Jewish World Review Nov. 30, 2001 / 15 Kislev, 5762
In Montgomery County, Md., a sleepy and harmless Washington, D.C. bedroom community during my growing-up years, the county council recently passed a law that will fine smokers up to $750 for letting their fumes penetrate a neighbor's home. This legislation makes one wonder what the council majority was smoking. The outrage is compounded because not a single county resident complained about the issue the law is supposed to address; the problem was conceived and "solved'' solely in the minds of the council majority.
One of two sane council members who voted against the measure, Democrat Michael Subin (the other opponent is a Republican), noted that if the law were broadly interpreted, a disgruntled person might have the right to seek county intervention to reduce the invading odors caused by his neighbor's flatulence. The county may find it difficult to recruit new police officers for this sort of duty.
This is the kind of legislation that would give politicians a bad name, if they had a good name. What about barbecue grilling? If smoke from someone's grilling steak offends his Montgomery County neighbor, can the neighbor call the cops? What about perfume? Some people are allergic to such scents. Could the wearer be a potential criminal? This law is ripe for abuse, especially if one dislikes his neighbor.
Government is selective in what it demonizes. Certain behavior once considered immoral, as well as illegal, is now legal and even "moral.'' An objective morality -- at least one about which most people might agree, if not always practice -- disappeared sometime in the '60s. Concepts such as "bad'' and "good'' are now regarded as relative and best left to individuals to sort out for themselves.
Tobacco has replaced virtually all other evils, except terrorism, and even politicians who reject "imposing morality'' on people seek absolution for their inattention to such things by fighting demon smoke wherever it can be found.
If Montgomery County, Md., were the only jurisdiction to practice stupidity, the council might be ridiculed into reversing itself. The Web page appropriately named Dumb Laws (www.dumblaws.com) offers a litany of other idiotic statutes. Some have been repealed but all were once on the books.
In New York, men could once be fined $25 for flirting "in that way.'' A second offense could require the man to wear a "pair of horse-blinders'' whenever he went out for a stroll. How did the Taliban miss that one? Maybe liberated Afghan women could impose it on men who forced them into those hideous burqas.
Other New York laws have included a penalty for throwing a ball at someone's head for fun.

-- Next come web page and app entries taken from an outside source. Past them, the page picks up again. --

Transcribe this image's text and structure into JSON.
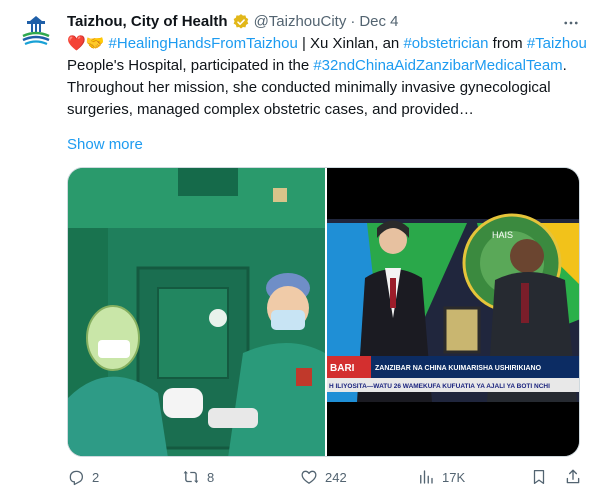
{
  "author": {
    "display_name": "Taizhou, City of Health",
    "handle": "@TaizhouCity",
    "separator": "·",
    "date": "Dec 4",
    "verified_badge": "gold-check-icon"
  },
  "post": {
    "emoji": "❤️🤝",
    "parts": [
      {
        "text": "#HealingHandsFromTaizhou",
        "hashtag": true
      },
      {
        "text": " | Xu Xinlan, an ",
        "hashtag": false
      },
      {
        "text": "#obstetrician",
        "hashtag": true
      },
      {
        "text": " from ",
        "hashtag": false
      },
      {
        "text": "#Taizhou",
        "hashtag": true
      },
      {
        "text": " People's Hospital, participated in the ",
        "hashtag": false
      },
      {
        "text": "#32ndChinaAidZanzibarMedicalTeam",
        "hashtag": true
      },
      {
        "text": ". Throughout her mission, she conducted minimally invasive gynecological surgeries, managed complex obstetric cases, and provided…",
        "hashtag": false
      }
    ],
    "show_more": "Show more"
  },
  "media": {
    "right_photo": {
      "banner_text": "ZANZIBAR NA CHINA KUIMARISHA USHIRIKIANO",
      "ticker_text": "H ILIYOSITA—WATU 26 WAMEKUFA KUFUATIA YA AJALI YA BOTI NCHI",
      "left_tag": "BARI",
      "logo_text": "HAIS"
    }
  },
  "actions": {
    "reply": {
      "count": "2",
      "icon": "reply-icon"
    },
    "repost": {
      "count": "8",
      "icon": "repost-icon"
    },
    "like": {
      "count": "242",
      "icon": "heart-icon"
    },
    "views": {
      "count": "17K",
      "icon": "views-icon"
    },
    "bookmark": {
      "icon": "bookmark-icon"
    },
    "share": {
      "icon": "share-icon"
    }
  },
  "colors": {
    "link": "#1d9bf0",
    "secondary_text": "#536471",
    "verified_gold": "#e2b719"
  }
}
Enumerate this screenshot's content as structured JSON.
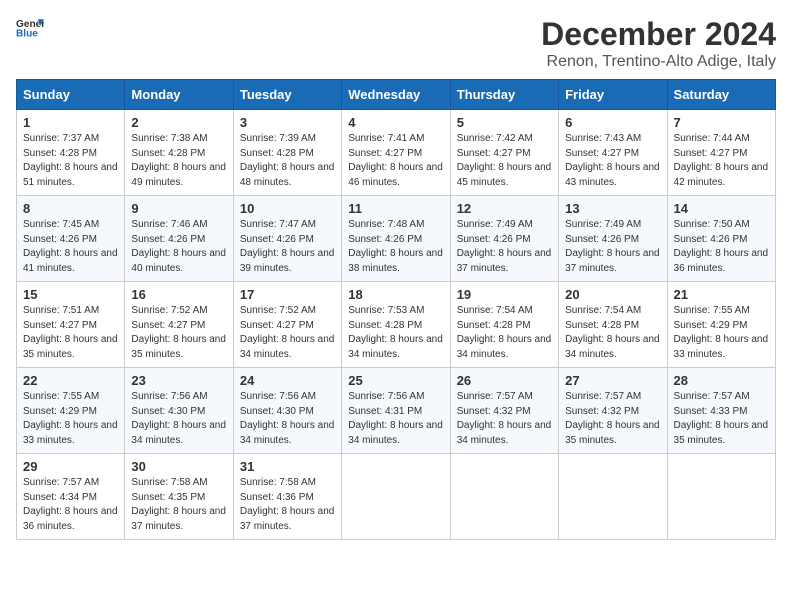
{
  "logo": {
    "text_general": "General",
    "text_blue": "Blue"
  },
  "title": "December 2024",
  "subtitle": "Renon, Trentino-Alto Adige, Italy",
  "days_of_week": [
    "Sunday",
    "Monday",
    "Tuesday",
    "Wednesday",
    "Thursday",
    "Friday",
    "Saturday"
  ],
  "weeks": [
    [
      {
        "day": "1",
        "sunrise": "7:37 AM",
        "sunset": "4:28 PM",
        "daylight": "8 hours and 51 minutes."
      },
      {
        "day": "2",
        "sunrise": "7:38 AM",
        "sunset": "4:28 PM",
        "daylight": "8 hours and 49 minutes."
      },
      {
        "day": "3",
        "sunrise": "7:39 AM",
        "sunset": "4:28 PM",
        "daylight": "8 hours and 48 minutes."
      },
      {
        "day": "4",
        "sunrise": "7:41 AM",
        "sunset": "4:27 PM",
        "daylight": "8 hours and 46 minutes."
      },
      {
        "day": "5",
        "sunrise": "7:42 AM",
        "sunset": "4:27 PM",
        "daylight": "8 hours and 45 minutes."
      },
      {
        "day": "6",
        "sunrise": "7:43 AM",
        "sunset": "4:27 PM",
        "daylight": "8 hours and 43 minutes."
      },
      {
        "day": "7",
        "sunrise": "7:44 AM",
        "sunset": "4:27 PM",
        "daylight": "8 hours and 42 minutes."
      }
    ],
    [
      {
        "day": "8",
        "sunrise": "7:45 AM",
        "sunset": "4:26 PM",
        "daylight": "8 hours and 41 minutes."
      },
      {
        "day": "9",
        "sunrise": "7:46 AM",
        "sunset": "4:26 PM",
        "daylight": "8 hours and 40 minutes."
      },
      {
        "day": "10",
        "sunrise": "7:47 AM",
        "sunset": "4:26 PM",
        "daylight": "8 hours and 39 minutes."
      },
      {
        "day": "11",
        "sunrise": "7:48 AM",
        "sunset": "4:26 PM",
        "daylight": "8 hours and 38 minutes."
      },
      {
        "day": "12",
        "sunrise": "7:49 AM",
        "sunset": "4:26 PM",
        "daylight": "8 hours and 37 minutes."
      },
      {
        "day": "13",
        "sunrise": "7:49 AM",
        "sunset": "4:26 PM",
        "daylight": "8 hours and 37 minutes."
      },
      {
        "day": "14",
        "sunrise": "7:50 AM",
        "sunset": "4:26 PM",
        "daylight": "8 hours and 36 minutes."
      }
    ],
    [
      {
        "day": "15",
        "sunrise": "7:51 AM",
        "sunset": "4:27 PM",
        "daylight": "8 hours and 35 minutes."
      },
      {
        "day": "16",
        "sunrise": "7:52 AM",
        "sunset": "4:27 PM",
        "daylight": "8 hours and 35 minutes."
      },
      {
        "day": "17",
        "sunrise": "7:52 AM",
        "sunset": "4:27 PM",
        "daylight": "8 hours and 34 minutes."
      },
      {
        "day": "18",
        "sunrise": "7:53 AM",
        "sunset": "4:28 PM",
        "daylight": "8 hours and 34 minutes."
      },
      {
        "day": "19",
        "sunrise": "7:54 AM",
        "sunset": "4:28 PM",
        "daylight": "8 hours and 34 minutes."
      },
      {
        "day": "20",
        "sunrise": "7:54 AM",
        "sunset": "4:28 PM",
        "daylight": "8 hours and 34 minutes."
      },
      {
        "day": "21",
        "sunrise": "7:55 AM",
        "sunset": "4:29 PM",
        "daylight": "8 hours and 33 minutes."
      }
    ],
    [
      {
        "day": "22",
        "sunrise": "7:55 AM",
        "sunset": "4:29 PM",
        "daylight": "8 hours and 33 minutes."
      },
      {
        "day": "23",
        "sunrise": "7:56 AM",
        "sunset": "4:30 PM",
        "daylight": "8 hours and 34 minutes."
      },
      {
        "day": "24",
        "sunrise": "7:56 AM",
        "sunset": "4:30 PM",
        "daylight": "8 hours and 34 minutes."
      },
      {
        "day": "25",
        "sunrise": "7:56 AM",
        "sunset": "4:31 PM",
        "daylight": "8 hours and 34 minutes."
      },
      {
        "day": "26",
        "sunrise": "7:57 AM",
        "sunset": "4:32 PM",
        "daylight": "8 hours and 34 minutes."
      },
      {
        "day": "27",
        "sunrise": "7:57 AM",
        "sunset": "4:32 PM",
        "daylight": "8 hours and 35 minutes."
      },
      {
        "day": "28",
        "sunrise": "7:57 AM",
        "sunset": "4:33 PM",
        "daylight": "8 hours and 35 minutes."
      }
    ],
    [
      {
        "day": "29",
        "sunrise": "7:57 AM",
        "sunset": "4:34 PM",
        "daylight": "8 hours and 36 minutes."
      },
      {
        "day": "30",
        "sunrise": "7:58 AM",
        "sunset": "4:35 PM",
        "daylight": "8 hours and 37 minutes."
      },
      {
        "day": "31",
        "sunrise": "7:58 AM",
        "sunset": "4:36 PM",
        "daylight": "8 hours and 37 minutes."
      },
      null,
      null,
      null,
      null
    ]
  ]
}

A New York Yankee pitcher trying to bean a batter might not be a criminal under the law. Another law imposed the death penalty on anyone who jumped off a building, thus insuring that jumpers would pick only tall buildings to avoid capital punishment.
In Alabama, a law made it illegal for a driver to be blindfolded while operating a vehicle. It was illegal at one time to wear a fake moustache that caused laughter in a church (funny, real ones presumably were OK). You could not put an ice cream cone in your back pocket at any time. In Lee County, Ala., it was once illegal to sell peanuts after sundown on Wednesday.
In Arkansas, a statute once said that a man could legally beat his wife -- but not more than once a month. Another law prohibited alligators in bathtubs. Flirtation between men and women on the streets of Little Rock once carried a 30-day jail term (obviously, that one was repealed before Bill Clinton became governor).
The Montgomery County, Md., drifting smoke law fits nicely into
this category of dumb and dumber